Also, during the state of emergency, wakes are prohibited and only a very limited number of people can attend the funeral, sometimes as few as three. Because of this, it’s important that we bear some strategies in mind.

A sad couple.

Preparing a farewell ritual

If we can’t physically say goodbye to our loved one, then we can prepare a different kind of farewell. This could be a letter, a drawing in the case of small children, collecting together some photos, or writing a poem, along with many other things. You can be creative and do what feels best.

Avoiding social isolation

Even if we can’t physically give hugs, it’s important to share our feelings with those closest to us. Technology allows us to make calls, video calls, and send messages to each other, both written and audio ones.

Let’s use these tools to ask for anything we may need, and to communicate our emotions with others. The pain will still be deep, but it’s easier to bear when shared.

Letting feelings out to manage grief

Negative emotions intensify when we experience grief. So, we mustn’t avoid them and should let them flow. The more we avoid them, the more we prolong the suffering.

Managing negative thoughts

What we say to ourselves internally when trying to manage grief is key to our emotional well-being. Therefore, it’s important to be aware of whether our thoughts are becoming overly negative.

Crying

Crying releases stress hormones and has a sedative effect. In the face of the loss of a loved one, grief is inevitable. If it’s accompanied by tears, it will help us to manage this emotion better.

Writing

Writing is a highly therapeutic strategy. Since we can’t relate to others as we would like to during the lockdown, writing will help us not to feel so alone. It will also help us to know ourselves better, to connect with our emotions better, and to express what we find difficult to put into physical words.

Physical exercise

Doing some sort of physical activity reduces our level of stress, anger, and anxiety and we highly recommend it for those who are experiencing deep sadness. Because of this, we must be active in some way to feel better. Do this either by moving around the house (if strict confinement continues) or by going outside when possible.

Read also: The 5 Stages of Grief and How to Overcome Them

Final recommendations to manage grief in lockdown

Grief is a process that makes us experience very deep pain. The path can be a very difficult one. The current situation makes this even more difficult, as the home confinement makes it hard to share our pain in the way we’re used to.

Despite how incredibly difficult the situation us, it’s important to remember that it’s a temporary situation. Later on, we’ll be able to share a more elaborate farewell with the rest of our family and friends.

Until that moment arrives, we must continue to go through all the normal stages to manage grief. To do so, it’s essential that we get in touch with our emotions deeply, and don’t try to avoid them.

Also, if we share them with the rest of our family, friends, and support group, we’ll feel closer to them, we’ll strengthen our bonds, and that connection will help us to deal with all the pain better.

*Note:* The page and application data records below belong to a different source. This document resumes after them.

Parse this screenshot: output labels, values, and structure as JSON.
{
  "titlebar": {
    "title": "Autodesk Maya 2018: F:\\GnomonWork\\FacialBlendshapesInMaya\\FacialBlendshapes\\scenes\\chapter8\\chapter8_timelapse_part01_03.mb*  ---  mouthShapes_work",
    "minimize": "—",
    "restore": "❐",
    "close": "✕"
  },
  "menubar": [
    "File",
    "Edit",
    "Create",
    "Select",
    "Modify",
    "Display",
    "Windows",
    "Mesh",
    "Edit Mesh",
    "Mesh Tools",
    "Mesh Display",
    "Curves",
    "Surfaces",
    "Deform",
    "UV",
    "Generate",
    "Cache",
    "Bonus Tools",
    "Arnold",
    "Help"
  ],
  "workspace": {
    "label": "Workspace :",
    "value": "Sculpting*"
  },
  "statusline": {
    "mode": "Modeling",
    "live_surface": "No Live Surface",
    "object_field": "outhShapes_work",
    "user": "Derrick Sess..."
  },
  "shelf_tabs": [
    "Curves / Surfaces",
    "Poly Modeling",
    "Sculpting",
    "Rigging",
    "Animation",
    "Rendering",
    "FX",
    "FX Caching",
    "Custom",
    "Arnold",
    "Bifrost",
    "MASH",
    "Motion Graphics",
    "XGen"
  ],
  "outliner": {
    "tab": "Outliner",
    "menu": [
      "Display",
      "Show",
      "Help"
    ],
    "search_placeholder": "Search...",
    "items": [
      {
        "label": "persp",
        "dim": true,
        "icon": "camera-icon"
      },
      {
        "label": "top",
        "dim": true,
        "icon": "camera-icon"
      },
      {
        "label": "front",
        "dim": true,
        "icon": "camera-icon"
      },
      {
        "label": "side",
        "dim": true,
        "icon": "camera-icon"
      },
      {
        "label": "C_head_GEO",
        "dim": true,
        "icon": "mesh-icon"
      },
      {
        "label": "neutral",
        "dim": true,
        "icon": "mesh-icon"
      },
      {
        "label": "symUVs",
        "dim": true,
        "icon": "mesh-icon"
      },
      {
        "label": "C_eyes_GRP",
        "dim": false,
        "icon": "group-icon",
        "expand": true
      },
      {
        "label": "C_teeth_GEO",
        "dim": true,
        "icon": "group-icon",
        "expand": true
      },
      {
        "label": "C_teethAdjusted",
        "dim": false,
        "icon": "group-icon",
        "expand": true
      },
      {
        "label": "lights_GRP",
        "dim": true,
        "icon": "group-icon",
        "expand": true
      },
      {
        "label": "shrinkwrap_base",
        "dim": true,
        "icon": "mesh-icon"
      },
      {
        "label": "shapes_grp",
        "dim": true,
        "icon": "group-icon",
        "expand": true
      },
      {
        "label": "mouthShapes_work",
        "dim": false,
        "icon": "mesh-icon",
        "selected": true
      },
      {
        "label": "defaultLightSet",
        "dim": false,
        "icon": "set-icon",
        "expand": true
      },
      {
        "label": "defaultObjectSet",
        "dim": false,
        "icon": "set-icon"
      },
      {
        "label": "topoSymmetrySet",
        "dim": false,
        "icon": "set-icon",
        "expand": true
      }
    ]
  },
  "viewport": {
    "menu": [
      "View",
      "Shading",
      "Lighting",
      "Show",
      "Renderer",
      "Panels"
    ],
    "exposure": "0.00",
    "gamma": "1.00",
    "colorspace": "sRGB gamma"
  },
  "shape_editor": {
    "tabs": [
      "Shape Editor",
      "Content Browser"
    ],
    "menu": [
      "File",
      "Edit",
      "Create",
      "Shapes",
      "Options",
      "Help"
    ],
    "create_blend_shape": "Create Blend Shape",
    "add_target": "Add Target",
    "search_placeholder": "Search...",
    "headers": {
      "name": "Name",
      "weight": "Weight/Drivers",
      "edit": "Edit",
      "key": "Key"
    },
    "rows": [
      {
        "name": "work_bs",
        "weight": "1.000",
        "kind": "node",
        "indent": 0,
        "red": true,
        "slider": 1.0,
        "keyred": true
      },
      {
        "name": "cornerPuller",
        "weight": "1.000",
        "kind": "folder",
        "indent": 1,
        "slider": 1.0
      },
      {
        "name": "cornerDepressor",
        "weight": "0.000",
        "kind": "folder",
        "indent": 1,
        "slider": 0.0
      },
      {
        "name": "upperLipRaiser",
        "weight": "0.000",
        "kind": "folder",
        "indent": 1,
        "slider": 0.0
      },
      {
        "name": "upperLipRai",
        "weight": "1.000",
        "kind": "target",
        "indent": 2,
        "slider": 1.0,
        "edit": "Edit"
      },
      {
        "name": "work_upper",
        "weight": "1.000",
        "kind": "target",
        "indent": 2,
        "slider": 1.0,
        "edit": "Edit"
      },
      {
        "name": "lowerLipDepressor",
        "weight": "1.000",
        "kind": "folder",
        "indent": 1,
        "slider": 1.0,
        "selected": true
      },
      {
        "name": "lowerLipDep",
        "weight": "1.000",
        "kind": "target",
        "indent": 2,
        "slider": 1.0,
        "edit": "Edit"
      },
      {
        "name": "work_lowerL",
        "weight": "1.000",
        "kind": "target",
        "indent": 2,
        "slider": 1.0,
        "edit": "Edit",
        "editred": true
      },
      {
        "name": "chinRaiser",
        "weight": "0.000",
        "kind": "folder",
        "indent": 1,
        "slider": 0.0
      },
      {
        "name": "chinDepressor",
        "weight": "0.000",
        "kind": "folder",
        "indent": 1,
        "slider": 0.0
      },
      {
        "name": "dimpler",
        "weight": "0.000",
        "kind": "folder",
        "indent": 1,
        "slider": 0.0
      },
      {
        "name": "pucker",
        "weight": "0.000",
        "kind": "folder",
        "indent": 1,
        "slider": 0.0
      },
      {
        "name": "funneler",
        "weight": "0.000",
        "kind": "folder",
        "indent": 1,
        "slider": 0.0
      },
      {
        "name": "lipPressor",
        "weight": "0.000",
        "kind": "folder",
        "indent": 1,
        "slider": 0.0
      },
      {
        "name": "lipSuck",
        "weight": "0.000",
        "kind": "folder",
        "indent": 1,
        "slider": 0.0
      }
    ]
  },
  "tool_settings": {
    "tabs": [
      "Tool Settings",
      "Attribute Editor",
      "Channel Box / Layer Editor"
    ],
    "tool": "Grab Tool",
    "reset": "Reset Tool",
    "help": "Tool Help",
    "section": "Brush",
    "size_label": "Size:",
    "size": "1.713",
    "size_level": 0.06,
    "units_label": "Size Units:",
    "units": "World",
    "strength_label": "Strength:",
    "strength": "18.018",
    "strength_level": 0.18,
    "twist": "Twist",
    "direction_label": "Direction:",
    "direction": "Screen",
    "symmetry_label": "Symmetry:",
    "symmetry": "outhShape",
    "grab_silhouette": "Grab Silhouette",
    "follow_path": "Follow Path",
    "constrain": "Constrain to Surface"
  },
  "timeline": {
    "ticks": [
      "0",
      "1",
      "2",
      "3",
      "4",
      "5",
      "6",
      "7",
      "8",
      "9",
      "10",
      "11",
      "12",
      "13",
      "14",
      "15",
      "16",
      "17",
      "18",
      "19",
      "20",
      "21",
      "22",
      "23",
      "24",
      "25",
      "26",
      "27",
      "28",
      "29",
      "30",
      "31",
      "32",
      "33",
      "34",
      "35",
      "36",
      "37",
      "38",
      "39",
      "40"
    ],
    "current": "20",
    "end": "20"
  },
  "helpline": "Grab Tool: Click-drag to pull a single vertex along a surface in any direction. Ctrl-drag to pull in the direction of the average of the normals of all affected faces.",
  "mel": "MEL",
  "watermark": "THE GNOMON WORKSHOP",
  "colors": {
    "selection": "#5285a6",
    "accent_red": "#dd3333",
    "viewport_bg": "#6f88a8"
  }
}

  • Fundación Mario Losantos (2014). Guía del duelo adulto para profesionales sociosanitarios. https://www.fundacionmlc.org/proyectos/psicologia-de-duelo/#publicaciones
  • Grupo de Trabajo “Psicología de duelo y pérdida” de la Delegación de Sevilla de COP Andalucía Occidental (2020). COVID-19: Guía para familiares en  duelo. http://www.infocop.es/view_article.asp?id=8693&cat=8
  • Neimeyer, R. (2012). Aprender de la pérdida. Barcelona: Ed. Planeta
  • Payás, A. (2014). El mensaje de las lágrimas. Una guía para superar la pérdida de un ser querido. Barcelona: Ed. Paidós.
  • Worden, W. (2015). El tratamiento del duelo. 4a edición. Barcelona: Ed. Paidós.